- Quit: January 2, 2020
BILL DE BLASIO, New York City mayor
- Entered race: May 16, 2019
- Quit: September 20, 2020
JOHN DELANEY, former Maryland Congressman
- Entered race: July 8, 2017
- Quit: January 31, 2019
KIRSTEN GILLIBRAND, New York senator
- Entered race: January 16, 2019
- Quit: August 28, 2019
MIKE GRAVEL, Former Alaska governor
- Entered race: April 2,2019
- Quit: August 2, 2019
KAMALA HARRIS,California senator
- Entered race: January 21, 2019
- Quit: December 3, 2019
JOHN HICKENLOOPER, Former Colorado governor
- Entered race: March 4, 2019
- Quit: August 15, 2019
JAY INSLEE, Washington governor
- Entered race: March 1, 2019
- Quit: August 21, 2019
AMY KLOBUCHAR, Minnesota senator
- Entered race: February 19, 2019
- Quit: March 2, 2020
WAYNE MESSAM, mayor of Miramar, Florida

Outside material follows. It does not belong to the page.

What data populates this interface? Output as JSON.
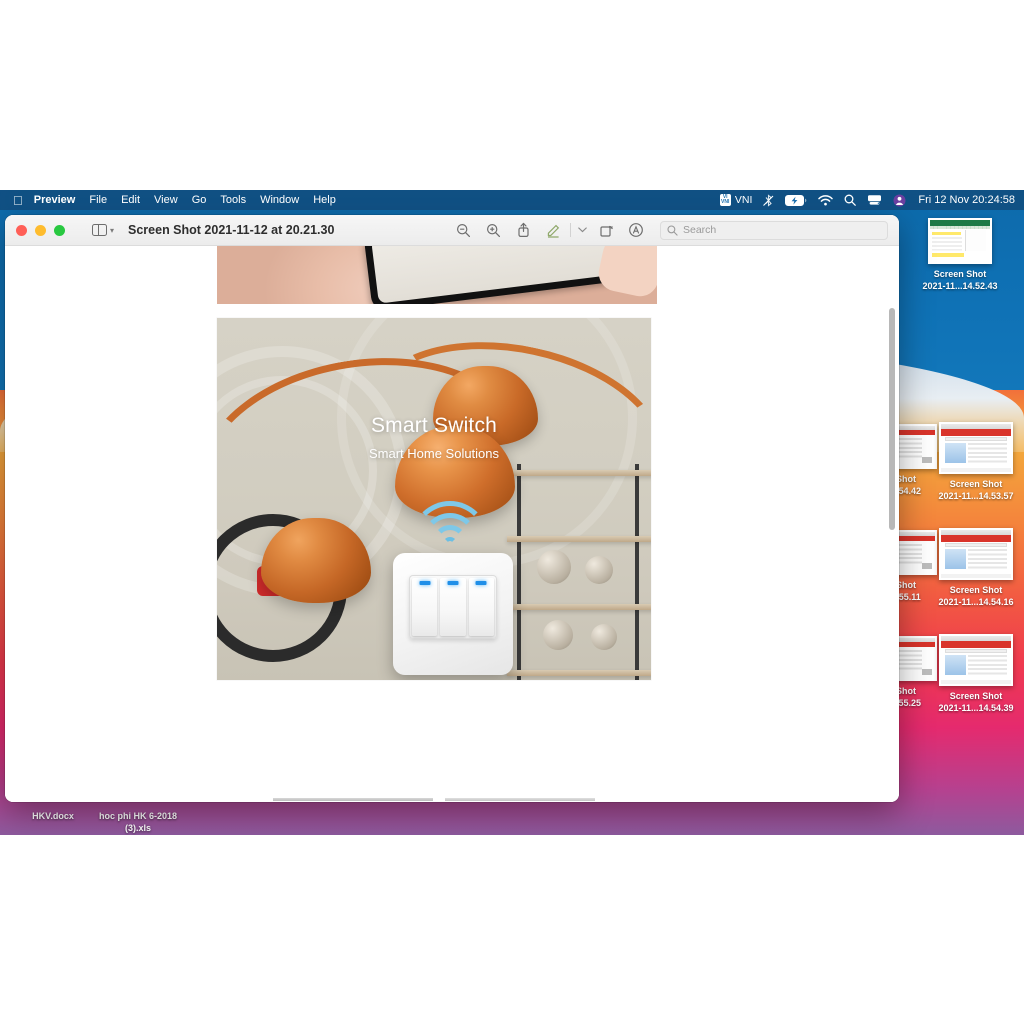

- Entered race: March 28, 2019
- Quit: November 20, 2019
SETH MOULTON, Massachusetts congressman
- Entered race: April 22,2019
- Quit: August 23, 2019
RICHARD OJEDA, former West Virginia state senator
- Entered race: November 12, 2018
- Quit: January 25, 2019
BETO O’ROURKE, former Texas congressman
- Entered race: March 14, 2019
- Quit: November 1, 2019
DEVAL PATRICK, former Massachusetts governor
- Entered race: November 13, 2019
- Quit: February 13, 2019, morning after New Hampshire primary
TIM RYAN, Ohio congressman
- Entered race: April 4, 2019
- Quit: October 24, 2019
JOE SESTAK, former Pennsylvania congressman
- Entered race: June 23, 2019
- Quit: December 1, 2019
TOM STEYER, billionaire activist
- Entered race: July 9, 2019
- Quit: February 29, 2020
ERIC SWALWELL, California congressman
- Entered race: April 8, 2019
- Quit: July 8, 2019
MARIANNE WILLIAMSON, author
- Entered race: November 15, 2018
- Quit: January 10, 2020
ANDREW YANG, entrepreneur
- Entered race: November 6, 2018
- Quit: February 12, 2019, evening of New Hampshire primary